I’m not alone in this thinking. While the most ardent detractors of the film maintain their distaste, the film has earned itself a positive wave of revisionist spin in recent years. Age has been kind to this particular Jason. Only three years ago, BD’s Trace Thurman gave the 2009 reboot the edge over the 1980 original in his feature, ‘Friday the 13th (1980) vs ‘Friday the 13th (2009)’, citing the latter film’s direction, script, scares, and final girl(s) as superior to the original’s.
Writing for Collider.com in October 2018, Haleigh Foutch argued, “In the age of meta-horror, it’s hard to find a straight up slasher, and few remakes have ticked the boxes as well as Friday the 13th.” She includes the film on a list of near-unanimously well regarded remakes/reboots that includes Evil Dead, The Crazies, and Dawn of the Dead.
And on January 8th, the Friday the 13th: The Franchise Twitter account tweeted: “The prologue of the #Fridaythe13th 2009 is some of the best Friday the 13th fans have ever witnessed on film. Fun and engaging characters and a cunning, brutal #JasonVoorhees”. The comment received a number of positive responses, and echoed the sentiment of several fans.
Admittedly, this is only a snapshot of the newfound embrace of the reboot.
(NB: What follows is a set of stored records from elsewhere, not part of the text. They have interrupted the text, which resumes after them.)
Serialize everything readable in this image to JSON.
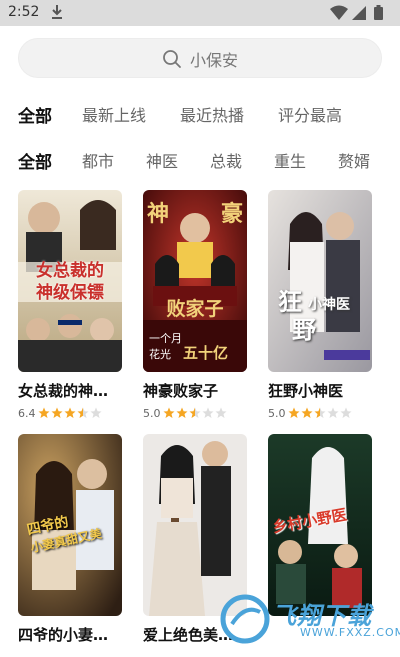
{
  "status": {
    "time": "2:52"
  },
  "search": {
    "text": "小保安"
  },
  "sort_tabs": [
    {
      "label": "全部",
      "active": true
    },
    {
      "label": "最新上线",
      "active": false
    },
    {
      "label": "最近热播",
      "active": false
    },
    {
      "label": "评分最高",
      "active": false
    }
  ],
  "genre_tabs": [
    {
      "label": "全部",
      "active": true
    },
    {
      "label": "都市",
      "active": false
    },
    {
      "label": "神医",
      "active": false
    },
    {
      "label": "总裁",
      "active": false
    },
    {
      "label": "重生",
      "active": false
    },
    {
      "label": "赘婿",
      "active": false
    }
  ],
  "cards": [
    {
      "title": "女总裁的神…",
      "score": "6.4",
      "stars": 3.5,
      "poster_text": [
        "女总裁的",
        "神级保镖"
      ],
      "poster_colors": [
        "#e9e1cf",
        "#8a7a5a",
        "#c9302c"
      ]
    },
    {
      "title": "神豪败家子",
      "score": "5.0",
      "stars": 2.5,
      "poster_text": [
        "神",
        "豪",
        "败家子",
        "一个月",
        "花光",
        "五十亿"
      ],
      "poster_colors": [
        "#5a0f0f",
        "#b3241c",
        "#f2c94c"
      ]
    },
    {
      "title": "狂野小神医",
      "score": "5.0",
      "stars": 2.5,
      "poster_text": [
        "狂",
        "野",
        "小神医"
      ],
      "poster_colors": [
        "#d9d4cf",
        "#8c8b90",
        "#5b4b6b"
      ]
    },
    {
      "title": "四爷的小妻…",
      "score": "",
      "stars": 0,
      "poster_text": [
        "四爷的",
        "小妻真甜又美"
      ],
      "poster_colors": [
        "#3a2a1e",
        "#8a6a3a",
        "#e0b060"
      ]
    },
    {
      "title": "爱上绝色美…",
      "score": "",
      "stars": 0,
      "poster_text": [],
      "poster_colors": [
        "#e8e6e4",
        "#2a2a2a",
        "#c9b8a8"
      ]
    },
    {
      "title": "",
      "score": "",
      "stars": 0,
      "poster_text": [
        "乡村小野医"
      ],
      "poster_colors": [
        "#0e2a1c",
        "#3c6b4a",
        "#c9302c"
      ]
    }
  ],
  "watermark": {
    "brand": "飞翔下载",
    "url": "WWW.FXXZ.COM"
  }
}
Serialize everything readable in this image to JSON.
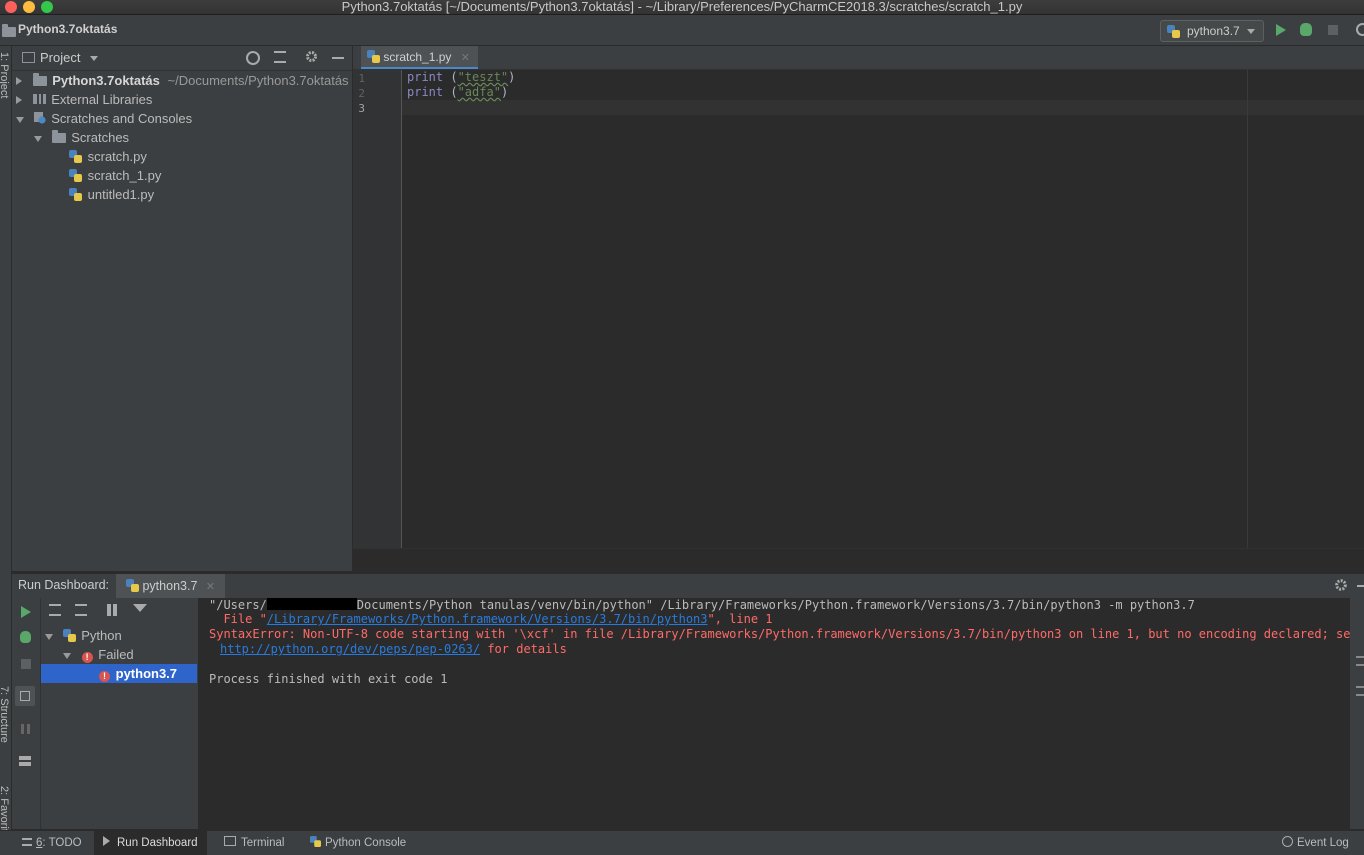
{
  "window": {
    "title": "Python3.7oktatás [~/Documents/Python3.7oktatás] - ~/Library/Preferences/PyCharmCE2018.3/scratches/scratch_1.py"
  },
  "navbar": {
    "project_name": "Python3.7oktatás",
    "run_config": "python3.7"
  },
  "left_stripe": {
    "project_label": "1: Project",
    "structure_label": "7: Structure",
    "favorites_label": "2: Favorites"
  },
  "project_panel": {
    "title": "Project",
    "tree": {
      "root_name": "Python3.7oktatás",
      "root_path": "~/Documents/Python3.7oktatás",
      "external_libraries": "External Libraries",
      "scratches_and_consoles": "Scratches and Consoles",
      "scratches_folder": "Scratches",
      "files": [
        "scratch.py",
        "scratch_1.py",
        "untitled1.py"
      ]
    }
  },
  "editor": {
    "tab_label": "scratch_1.py",
    "line_numbers": [
      "1",
      "2",
      "3"
    ],
    "lines": [
      {
        "kw": "print",
        "open": " (",
        "str": "\"teszt\"",
        "close": ")"
      },
      {
        "kw": "print",
        "open": " (",
        "str": "\"adfa\"",
        "close": ")"
      }
    ]
  },
  "run_dashboard": {
    "title": "Run Dashboard:",
    "tab_label": "python3.7",
    "tree": {
      "group": "Python",
      "status": "Failed",
      "config": "python3.7"
    },
    "console": {
      "line1_prefix": "\"/Users/",
      "line1_suffix": "Documents/Python tanulas/venv/bin/python\" /Library/Frameworks/Python.framework/Versions/3.7/bin/python3 -m python3.7",
      "line2_prefix": "  File \"",
      "line2_link": "/Library/Frameworks/Python.framework/Versions/3.7/bin/python3",
      "line2_suffix": "\", line 1",
      "line3": "SyntaxError: Non-UTF-8 code starting with '\\xcf' in file /Library/Frameworks/Python.framework/Versions/3.7/bin/python3 on line 1, but no encoding declared; see",
      "line4_link": "http://python.org/dev/peps/pep-0263/",
      "line4_suffix": " for details",
      "line5": "Process finished with exit code 1"
    }
  },
  "statusbar": {
    "todo_num": "6",
    "todo_label": ": TODO",
    "run_dashboard": "Run Dashboard",
    "terminal": "Terminal",
    "python_console": "Python Console",
    "event_log": "Event Log"
  },
  "colors": {
    "keyword": "#8888c6",
    "string": "#6a8759",
    "error": "#ff6b68",
    "link": "#287bde",
    "selection": "#2f65ca",
    "run_green": "#59a869"
  }
}
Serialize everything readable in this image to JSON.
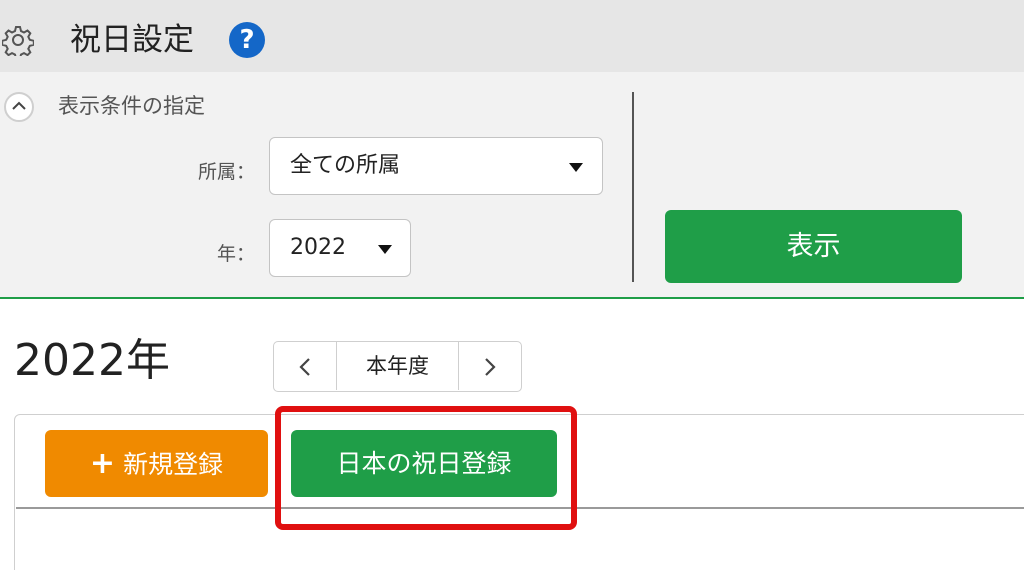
{
  "header": {
    "title": "祝日設定",
    "help_label": "?"
  },
  "filter": {
    "title": "表示条件の指定",
    "affiliation_label": "所属：",
    "affiliation_value": "全ての所属",
    "year_label": "年：",
    "year_value": "2022",
    "show_button": "表示"
  },
  "calendar": {
    "year_title": "2022年",
    "current_label": "本年度"
  },
  "actions": {
    "new_label": "新規登録",
    "new_icon": "+",
    "japan_holiday_label": "日本の祝日登録"
  },
  "colors": {
    "primary_green": "#1f9e48",
    "orange": "#f08a00",
    "highlight_red": "#e01010",
    "help_blue": "#1467c8"
  }
}
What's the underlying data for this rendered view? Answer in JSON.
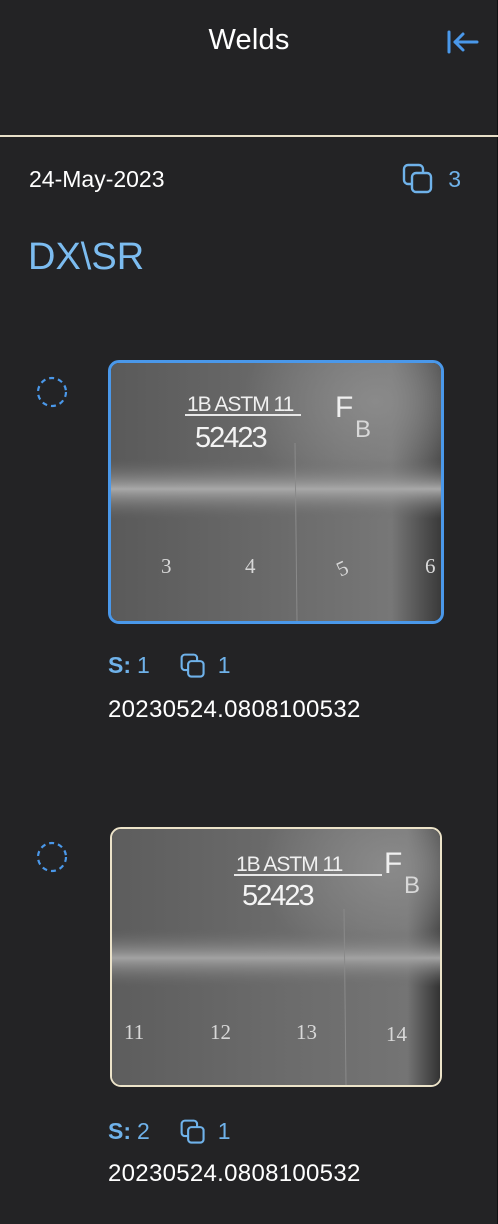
{
  "header": {
    "title": "Welds",
    "collapse_icon": "collapse-left-icon"
  },
  "group": {
    "date": "24-May-2023",
    "count": "3",
    "count_icon": "copies-icon",
    "title": "DX\\SR"
  },
  "items": [
    {
      "s_label": "S:",
      "series": "1",
      "copies": "1",
      "id": "20230524.0808100532",
      "selected": true,
      "image_text": {
        "line1": "1B ASTM 11",
        "line1b": "F",
        "line2": "52423",
        "line2b": "B",
        "markers": [
          "3",
          "4",
          "5",
          "6"
        ]
      }
    },
    {
      "s_label": "S:",
      "series": "2",
      "copies": "1",
      "id": "20230524.0808100532",
      "selected": false,
      "image_text": {
        "line1": "1B ASTM 11",
        "line1b": "F",
        "line2": "52423",
        "line2b": "B",
        "markers": [
          "11",
          "12",
          "13",
          "14"
        ]
      }
    }
  ],
  "colors": {
    "background": "#232325",
    "accent": "#4a98ea",
    "accent_text": "#6fb2ea",
    "divider": "#e8dfc8"
  }
}
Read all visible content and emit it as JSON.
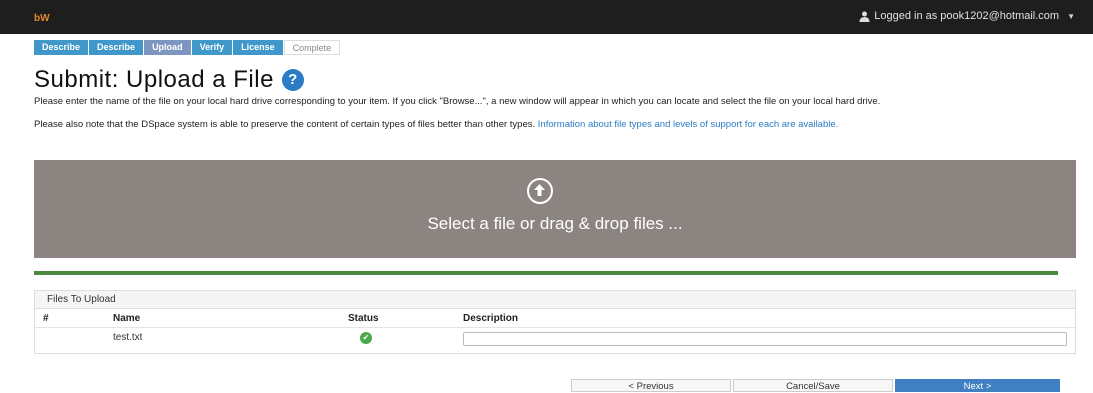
{
  "header": {
    "user_text": "Logged in as pook1202@hotmail.com"
  },
  "steps": [
    {
      "label": "Describe",
      "state": "done"
    },
    {
      "label": "Describe",
      "state": "done"
    },
    {
      "label": "Upload",
      "state": "active"
    },
    {
      "label": "Verify",
      "state": "done"
    },
    {
      "label": "License",
      "state": "done"
    },
    {
      "label": "Complete",
      "state": "inactive"
    }
  ],
  "page": {
    "title": "Submit: Upload a File",
    "help_glyph": "?",
    "para1": "Please enter the name of the file on your local hard drive corresponding to your item. If you click \"Browse...\", a new window will appear in which you can locate and select the file on your local hard drive.",
    "para2_text": "Please also note that the DSpace system is able to preserve the content of certain types of files better than other types. ",
    "para2_link": "Information about file types and levels of support for each are available."
  },
  "dropzone": {
    "text": "Select a file or drag & drop files ..."
  },
  "upload_progress": 1.0,
  "files_panel": {
    "title": "Files To Upload",
    "columns": [
      "#",
      "Name",
      "Status",
      "Description"
    ],
    "rows": [
      {
        "number": "",
        "name": "test.txt",
        "status": "success",
        "description": ""
      }
    ]
  },
  "buttons": {
    "previous": "< Previous",
    "cancel_save": "Cancel/Save",
    "next": "Next >"
  },
  "colors": {
    "step": "#3f98c9",
    "step_active": "#7d96bf",
    "dropzone": "#8c8480",
    "progress": "#4a8a3f",
    "primary": "#3f7fc2"
  }
}
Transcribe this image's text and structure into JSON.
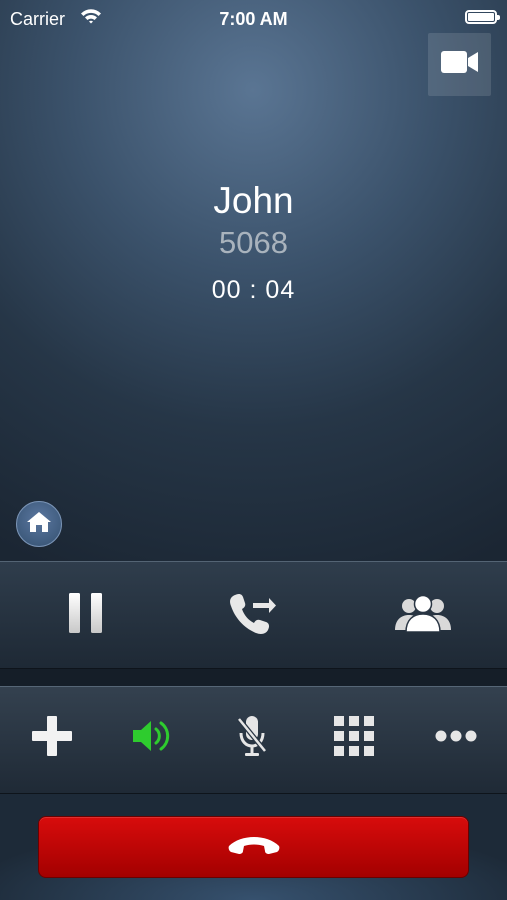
{
  "status_bar": {
    "carrier": "Carrier",
    "time": "7:00 AM"
  },
  "call": {
    "name": "John",
    "number": "5068",
    "duration": "00 : 04"
  },
  "icons": {
    "video": "video-camera-icon",
    "home": "home-icon",
    "hold": "pause-icon",
    "transfer": "call-transfer-icon",
    "conference": "conference-icon",
    "add": "plus-icon",
    "speaker": "speaker-icon",
    "mute": "microphone-muted-icon",
    "keypad": "keypad-icon",
    "more": "more-icon",
    "end_call": "hang-up-icon"
  },
  "colors": {
    "speaker_active": "#2ecc2e",
    "end_call": "#cc0000"
  }
}
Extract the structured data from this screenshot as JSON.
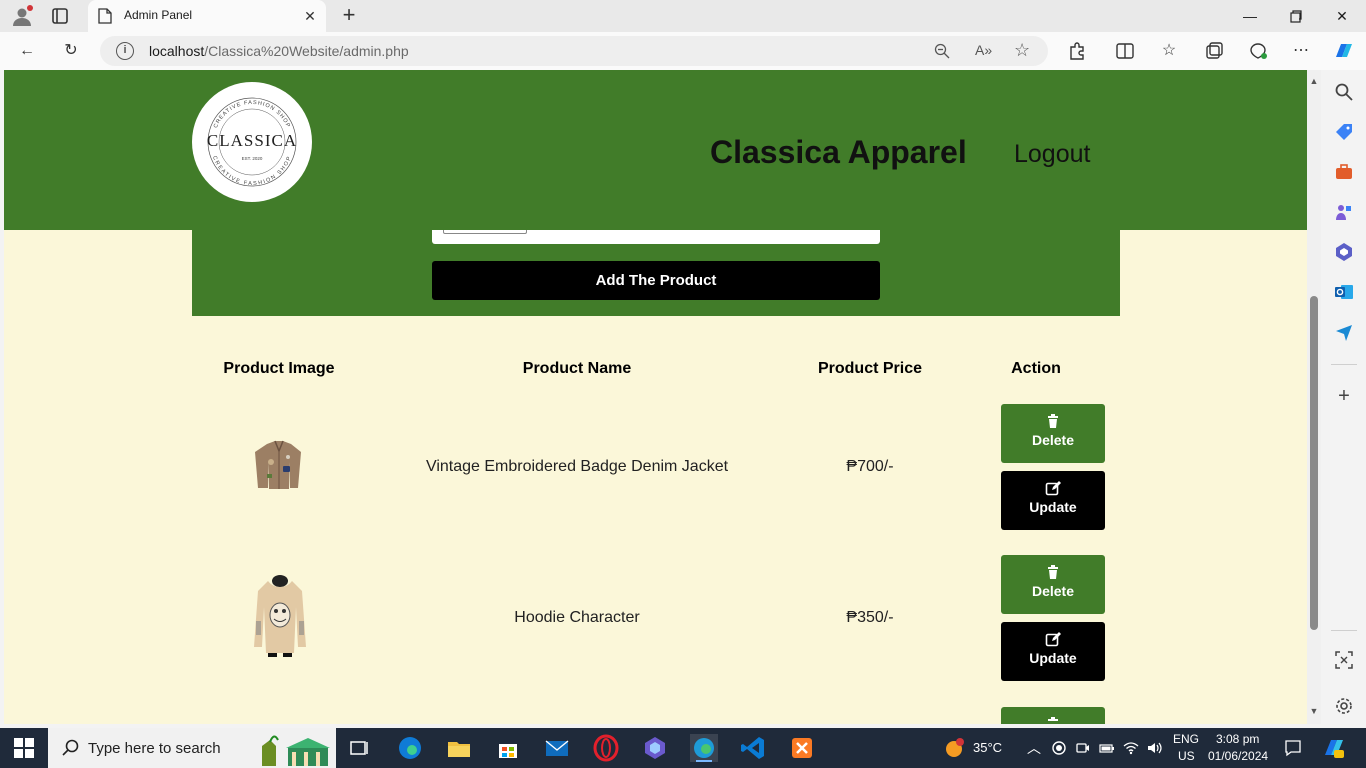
{
  "browser": {
    "tab_title": "Admin Panel",
    "url_host": "localhost",
    "url_path": "/Classica%20Website/admin.php"
  },
  "header": {
    "logo": {
      "text": "CLASSICA",
      "ring_top": "CREATIVE FASHION SHOP",
      "ring_bottom": "CREATIVE FASHION SHOP",
      "est": "EST. 2020"
    },
    "brand": "Classica Apparel",
    "logout": "Logout"
  },
  "form": {
    "add_button": "Add The Product"
  },
  "table": {
    "headers": [
      "Product Image",
      "Product Name",
      "Product Price",
      "Action"
    ],
    "rows": [
      {
        "image": "denim-jacket-image",
        "name": "Vintage Embroidered Badge Denim Jacket",
        "price": "₱700/-",
        "delete": "Delete",
        "update": "Update"
      },
      {
        "image": "hoodie-image",
        "name": "Hoodie Character",
        "price": "₱350/-",
        "delete": "Delete",
        "update": "Update"
      }
    ]
  },
  "taskbar": {
    "search_placeholder": "Type here to search",
    "weather": "35°C",
    "lang": "ENG",
    "region": "US",
    "time": "3:08 pm",
    "date": "01/06/2024"
  },
  "colors": {
    "header_green": "#417c29",
    "page_bg": "#fbf7d9",
    "button_black": "#000000"
  }
}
Again, countless people still hate the film, and it’s unlikely that their opinions will sway, but it could be argued that the middle has shifted positively in the ten years since its release. This could be a result of the absence of content in a decade. The old adage applies; distance makes our hearts grow fonder. For a small crop of fans, it’s as if the wait we’ve had to endure for a new movie has allowed (or forced, depending on your perspective) us to take another look at the reboot, and a number of people have gained an appreciation for the film.
Legendary critic and noted Friday the 13th hater Roger Ebert called the 2009 film “about the best Friday the 13th movie you could hope for.” Noting that “its technical credits are excellent. It has a lot of scary and gruesome killings.” His compliments are backhanded, of course; he’s teasing us, but he’s not far off. The film is the effective modern conception of the Jason mythos. It’s time to let go of the grudges so many people held against Platinum Dunes’ Friday the 13th. Fine, “your” Jason doesn’t set traps or hunt victims. If you prefer that Jason, keep telling that version around the campfire. But the contemporary American folklore begs for evolution.
This February 13th will come and go, and the active longest stretch between Friday the 13th films will hit ten years, a franchise death-curse that only extends with each passing day. When the franchise inevitably returns, it will almost certainly ignore the events of 2009’s Friday the 13th, and it should. That future interpretation of Jason should reflect its time. Maybe it’s set in the 80s or maybe it’s 2020, but his story will be told again through the campfire filter of folklore; new but familiar. Ten years ago we got a movie that did exactly this.
You can’t please everyone. But if you’re in the camp that finds Nispel’s Friday the 13th to be overlooked and underappreciated, or maybe you’re somewhere in the middle, you don’t have to hide anymore, you’re in good company.